Are you repulsed by that? As repulsed as you were by the concept of eating bugs earlier? Because it's the same deal -- either you'll get over it or your kids will.
"Huh, back in his day Grandpa was quite the fuckboi."
I can tell you firsthand that I've seen just as big a change in my lifetime. I grew up way back in the day when your teenage poetry, gossip, and horrible thoughts went in a locked diary that you kept hidden under your mattress. These days, it goes on Tumblr or YouTube for 3 billion Internet users to view if they so desire. Growing up, I was trained to be self-conscious on camera; today, my computer, phone, and television all have cameras that watch me back while I use them. We're all "in public," all the time, and that's just the way it is.
And you know how they're pushing to put body cameras on police, to make sure they're not shooting dudes just for the hell of it? Don't be surprised when they put body cameras on servers at restaurants, to make sure they're being polite to customers, and soon after that, body cameras on everyone. In that book that I keep linking to, I speculate that these will become standard, everyday gear, not because some oppressive government is making us but because we want to. Just, stream it all -- stream everything. Whatever need for privacy we once had, we've decided the need for the approval of an audience is greater.

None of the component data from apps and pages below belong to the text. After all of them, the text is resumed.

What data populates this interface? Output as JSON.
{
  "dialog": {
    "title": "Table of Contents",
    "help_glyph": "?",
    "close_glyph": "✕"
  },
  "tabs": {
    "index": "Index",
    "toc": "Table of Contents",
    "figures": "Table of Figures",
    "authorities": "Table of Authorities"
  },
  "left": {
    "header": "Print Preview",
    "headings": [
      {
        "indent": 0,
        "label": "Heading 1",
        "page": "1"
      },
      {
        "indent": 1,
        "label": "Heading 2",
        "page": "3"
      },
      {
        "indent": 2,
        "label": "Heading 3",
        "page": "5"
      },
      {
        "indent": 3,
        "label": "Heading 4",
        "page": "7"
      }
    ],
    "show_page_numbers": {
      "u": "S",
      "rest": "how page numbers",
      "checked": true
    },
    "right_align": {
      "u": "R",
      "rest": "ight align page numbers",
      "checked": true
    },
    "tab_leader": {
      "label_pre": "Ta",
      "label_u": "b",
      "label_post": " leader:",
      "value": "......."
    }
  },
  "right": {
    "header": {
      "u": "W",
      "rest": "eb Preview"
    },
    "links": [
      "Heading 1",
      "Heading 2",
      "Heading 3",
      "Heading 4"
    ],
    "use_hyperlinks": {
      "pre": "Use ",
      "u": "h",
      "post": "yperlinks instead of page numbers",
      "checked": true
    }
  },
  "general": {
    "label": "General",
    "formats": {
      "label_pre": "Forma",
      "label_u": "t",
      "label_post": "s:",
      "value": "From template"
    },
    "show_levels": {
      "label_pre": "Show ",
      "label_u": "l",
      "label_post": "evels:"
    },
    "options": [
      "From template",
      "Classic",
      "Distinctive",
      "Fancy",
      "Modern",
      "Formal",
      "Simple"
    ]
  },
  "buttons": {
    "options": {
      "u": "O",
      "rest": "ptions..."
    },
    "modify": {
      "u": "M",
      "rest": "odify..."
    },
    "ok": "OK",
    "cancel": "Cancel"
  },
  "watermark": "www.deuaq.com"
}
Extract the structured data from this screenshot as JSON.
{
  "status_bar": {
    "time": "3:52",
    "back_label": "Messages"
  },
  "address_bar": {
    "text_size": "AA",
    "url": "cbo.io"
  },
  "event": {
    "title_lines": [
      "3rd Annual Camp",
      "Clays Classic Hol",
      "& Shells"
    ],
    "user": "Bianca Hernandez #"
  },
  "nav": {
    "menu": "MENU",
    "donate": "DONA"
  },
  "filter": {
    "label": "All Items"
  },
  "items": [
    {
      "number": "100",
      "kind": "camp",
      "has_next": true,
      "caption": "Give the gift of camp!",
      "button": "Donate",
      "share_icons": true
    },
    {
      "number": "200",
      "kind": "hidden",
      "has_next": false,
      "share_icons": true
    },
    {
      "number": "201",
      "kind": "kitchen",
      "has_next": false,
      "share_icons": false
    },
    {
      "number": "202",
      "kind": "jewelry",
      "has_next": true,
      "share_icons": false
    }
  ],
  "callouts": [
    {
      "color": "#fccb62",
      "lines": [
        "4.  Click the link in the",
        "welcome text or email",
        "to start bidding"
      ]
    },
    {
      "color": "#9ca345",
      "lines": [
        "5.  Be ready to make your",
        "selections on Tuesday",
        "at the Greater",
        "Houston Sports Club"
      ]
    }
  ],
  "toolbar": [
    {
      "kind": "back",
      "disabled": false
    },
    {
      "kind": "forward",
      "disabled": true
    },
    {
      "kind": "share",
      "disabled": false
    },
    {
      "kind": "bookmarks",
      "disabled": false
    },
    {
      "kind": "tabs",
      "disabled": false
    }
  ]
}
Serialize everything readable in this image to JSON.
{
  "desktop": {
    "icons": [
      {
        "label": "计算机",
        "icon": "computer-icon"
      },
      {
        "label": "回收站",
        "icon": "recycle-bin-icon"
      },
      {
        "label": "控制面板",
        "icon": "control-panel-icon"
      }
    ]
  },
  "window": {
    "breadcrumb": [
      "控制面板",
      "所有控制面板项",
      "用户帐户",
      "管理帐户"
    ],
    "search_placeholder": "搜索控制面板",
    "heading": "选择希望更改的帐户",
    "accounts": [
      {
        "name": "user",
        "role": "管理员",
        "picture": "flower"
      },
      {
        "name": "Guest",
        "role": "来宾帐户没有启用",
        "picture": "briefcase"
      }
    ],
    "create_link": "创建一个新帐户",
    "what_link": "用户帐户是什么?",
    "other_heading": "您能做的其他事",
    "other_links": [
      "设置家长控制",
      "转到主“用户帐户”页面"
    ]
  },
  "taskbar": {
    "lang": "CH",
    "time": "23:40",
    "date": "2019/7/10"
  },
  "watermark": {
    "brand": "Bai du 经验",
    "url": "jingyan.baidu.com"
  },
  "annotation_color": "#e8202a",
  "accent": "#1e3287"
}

"I'm leaving you. It's not you or me; my viewers just think you're boring."
So, these days when somebody gets fired because they were secretly recorded saying something awful in the privacy of their own home (as Hulk Hogan was), we don't worry about the "secret recording" aspect at all. "Hey, if they didn't want their employer hearing them say it, then they shouldn't have said it! Even in private, at home!" But are you sure you want that to be the rule, that everything you do is for public consumption? If you're reading this as a defense of telling racist jokes, let me ask you:
Do you like your job?
If not, do you ever vent about it?
Because you can say goodbye to that -- no employer is going to keep you on the payroll if you complain about what a shitty company it is in public (where "in public" now means "in your own home, near a microphone you didn't know was recording"). Now think about the secretly atheist kid in a religious family who now has to self-censor every conversation for fear of it getting out. Or the closeted gay/trans teenager, or the secret revolutionary in an iron-fisted dictatorship. Even if you rid your own life of cameras and microphones (which itself will tag you as a reclusive weirdo), you'll be surrounded by strangers who have their own.
altrendo images/Stockbyte/Getty Images
And if you complain about how back in your day kids weren't obsessed with documenting
their lives, everyone will know.
At my first job out of college, the guideline was, "Never put anything into an email you wouldn't want to see on the front page of the New York Times." You are, they said, creating an electronic record of your words, and the mere existence of that record gives anyone an automatic right to publish it. Well, in an era when every conversation creates an electronic record, you can amend the rule: Instead of, "Never put anything too controversial into an email," it'll be, "Never say anything too controversial out loud." Unless, of course, we stand up and demand the right to not automatically lose our livelihood just because we got upset and said some stupid shit one time.
In other words, this doesn't have to be part of our future unless we let it. Which just leads me to the fact that ...